UBC provides resources to support student learning and to maintain healthy lifestyles but recognizes that sometimes crises arise and so there are additional resources to access including those for survivors of sexual violence. UBC values respect for the person and ideas of all members of the academic community. Harassment and discrimination are not tolerated nor is suppression of academic freedom. UBC provides appropriate accommodation for students with disabilities and for religious, spiritual and cultural observances. UBC values academic honesty and students are expected to acknowledge the ideas generated by others and to uphold the highest academic standards in all of their actions. Details of the policies and how to access support are available here.

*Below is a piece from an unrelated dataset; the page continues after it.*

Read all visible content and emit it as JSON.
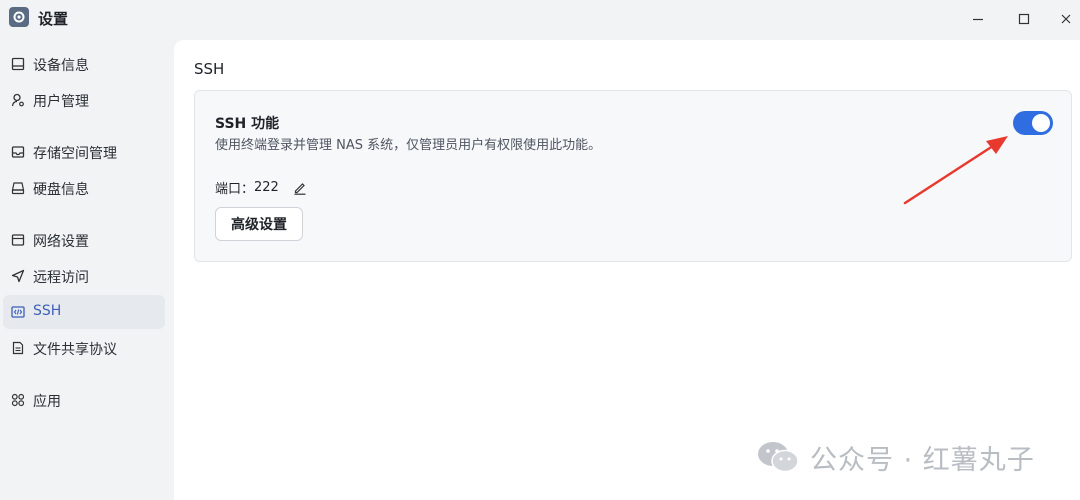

Statement on Academic Freedom

During this pandemic, the shift to online learning has greatly altered teaching and studying at UBC, including changes to health and safety considerations. Keep in mind that some UBC courses might cover topics that are censored or considered illegal by non-Canadian governments. This may include, but is not limited to, human rights, representative government, defamation, obscenity, gender or sexuality, and historical or current geopolitical controversies. If you are a student living abroad, you will be subject to the laws of your local jurisdiction, and your local authorities might limit your access to course material or take punitive action against you. UBC is strongly committed to academic freedom, but has no control over foreign authorities (please visit http://www.calendar.ubc.ca/vancouver/index.cfm?tree=3,33,86,0 for an articulation of the values of the University conveyed in the Senate Statement on Academic Freedom). Thus, we recognize that students will have legitimate reason to exercise caution in studying certain subjects. If you have concerns regarding your personal situation, consider postponing taking a course with manifest risks, until you are back on campus or reach out to your academic advisor to find substitute courses. For further information and support, please visit: http://academic.ubc.ca/support-resources/freedom-expression.

Course Summary:

Date Details Due